Blood for biochemical analyses (3 mL) was drawn from all rats into tubes on ice, allowed to clot and centrifuged at 4,000×g and 10 °C for 10 min. The supernatant serum was collected and used for analyses. For storage, samples were kept at − 20 °C. Biochemical analyses for heart, liver and kidney functions were conducted. The marker used for assessing cardiac function was creatine kinase MB (CK-MB) isoenzyme. For assessing liver function, albumin, total and direct bilirubin concentrations were determined. Creatinine levels were measured for kidney function.
At termination of feeding trial, 3 male rats from each feeding group were introduced to 3 female rats each. Number of animals used for mating was limited by mortalities in some treatment groups. After allowing 5 days for mating, the males were removed, weighed and sacrificed. Testes and thymus were excised, weighed and processed for histological analyses. Females were observed throughout parturition and upon delivery of pups, litter characteristics were recorded.
Organ wet weights
After the feeding trial and mating, 5 animals from each feeding group (3 animals from the CT group) were sacrificed by cervical dislocation. Selected organs (thymus, liver, kidney, heart, spleen, lungs and testes) were excised, blotted dry and weighed to investigate the effect of the different feeds on mean organ wet weight expressed as a percentage of body weight.
Histology of excised organs (liver, testes and thymus) was carried out in accordance with established protocol at the Electron Microscopy Unit of Noguchi Memorial Institute for Medical Research, University of Ghana, and as described in the Manual of Histological Staining Methods21 using hematoxylin and eosin. Stained tissues were observed under a light microscope at 100 × or 200 × magnification, and pictures were taken by a camera attached to an Olympus BH-2 photomicroscope (New York Microscope Co., Hicksville, NY, USA).

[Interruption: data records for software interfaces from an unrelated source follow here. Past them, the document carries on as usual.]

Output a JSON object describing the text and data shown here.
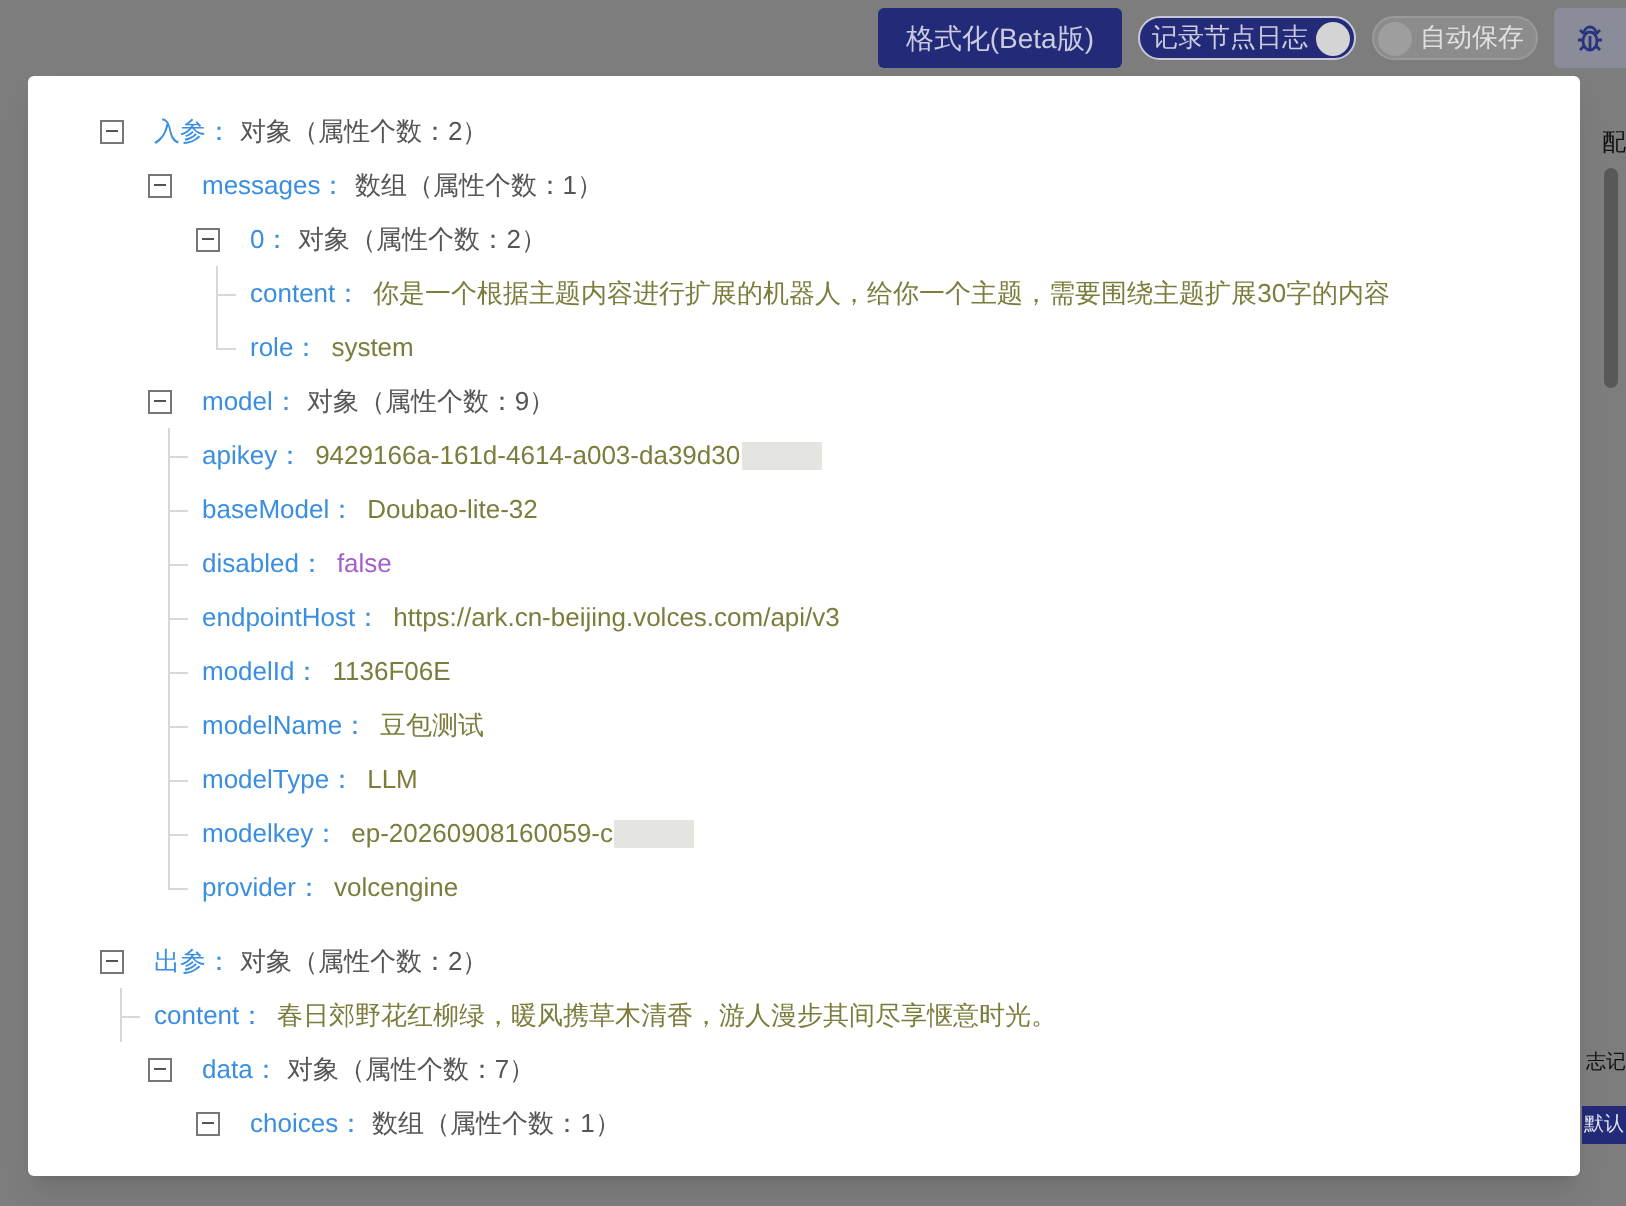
{
  "toolbar": {
    "format_button": "格式化(Beta版)",
    "toggles": [
      {
        "label": "记录节点日志",
        "on": true
      },
      {
        "label": "自动保存",
        "on": false
      }
    ]
  },
  "background_fragments": [
    {
      "text": "配"
    },
    {
      "text": "志记"
    },
    {
      "text": "默认"
    }
  ],
  "tree": [
    {
      "key": "入参：",
      "kind": "object",
      "summary": "对象（属性个数：2）",
      "expanded": true,
      "children": [
        {
          "key": "messages：",
          "kind": "object",
          "summary": "数组（属性个数：1）",
          "expanded": true,
          "children": [
            {
              "key": "0：",
              "kind": "object",
              "summary": "对象（属性个数：2）",
              "expanded": true,
              "children": [
                {
                  "key": "content：",
                  "kind": "string",
                  "value": "你是一个根据主题内容进行扩展的机器人，给你一个主题，需要围绕主题扩展30字的内容",
                  "redacted": false
                },
                {
                  "key": "role：",
                  "kind": "string",
                  "value": "system",
                  "redacted": false
                }
              ]
            }
          ]
        },
        {
          "key": "model：",
          "kind": "object",
          "summary": "对象（属性个数：9）",
          "expanded": true,
          "children": [
            {
              "key": "apikey：",
              "kind": "string",
              "value": "9429166a-161d-4614-a003-da39d30",
              "redacted": true
            },
            {
              "key": "baseModel：",
              "kind": "string",
              "value": "Doubao-lite-32",
              "redacted": false
            },
            {
              "key": "disabled：",
              "kind": "boolean",
              "value": "false",
              "redacted": false
            },
            {
              "key": "endpointHost：",
              "kind": "string",
              "value": "https://ark.cn-beijing.volces.com/api/v3",
              "redacted": false
            },
            {
              "key": "modelId：",
              "kind": "string",
              "value": "1136F06E",
              "redacted": false
            },
            {
              "key": "modelName：",
              "kind": "string",
              "value": "豆包测试",
              "redacted": false
            },
            {
              "key": "modelType：",
              "kind": "string",
              "value": "LLM",
              "redacted": false
            },
            {
              "key": "modelkey：",
              "kind": "string",
              "value": "ep-20260908160059-c",
              "redacted": true
            },
            {
              "key": "provider：",
              "kind": "string",
              "value": "volcengine",
              "redacted": false
            }
          ]
        }
      ]
    },
    {
      "key": "出参：",
      "kind": "object",
      "summary": "对象（属性个数：2）",
      "expanded": true,
      "children": [
        {
          "key": "content：",
          "kind": "string",
          "value": "春日郊野花红柳绿，暖风携草木清香，游人漫步其间尽享惬意时光。",
          "redacted": false
        },
        {
          "key": "data：",
          "kind": "object",
          "summary": "对象（属性个数：7）",
          "expanded": true,
          "children": [
            {
              "key": "choices：",
              "kind": "object",
              "summary": "数组（属性个数：1）",
              "expanded": true
            }
          ]
        }
      ]
    }
  ]
}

All statistical analyses were performed with data analyses tools in Microsoft Excel version 14, Microsoft Office Professional Plus 2010. For determining significance of differences, data were analyzed by one-way ANOVA and post hoc by Tukey’s multiple comparison test on GraphPad Prism version 8. Analysis of trends for changes in growth parameters was by EpiTools Epidemiological Calculators22. All analyses were conducted at α = 0.05. Individual rats were used as statistical units for analyses. Except for the CT group which had n = 3 for statistical analyses, all other groups had n ≥ 5 unless otherwise indicated.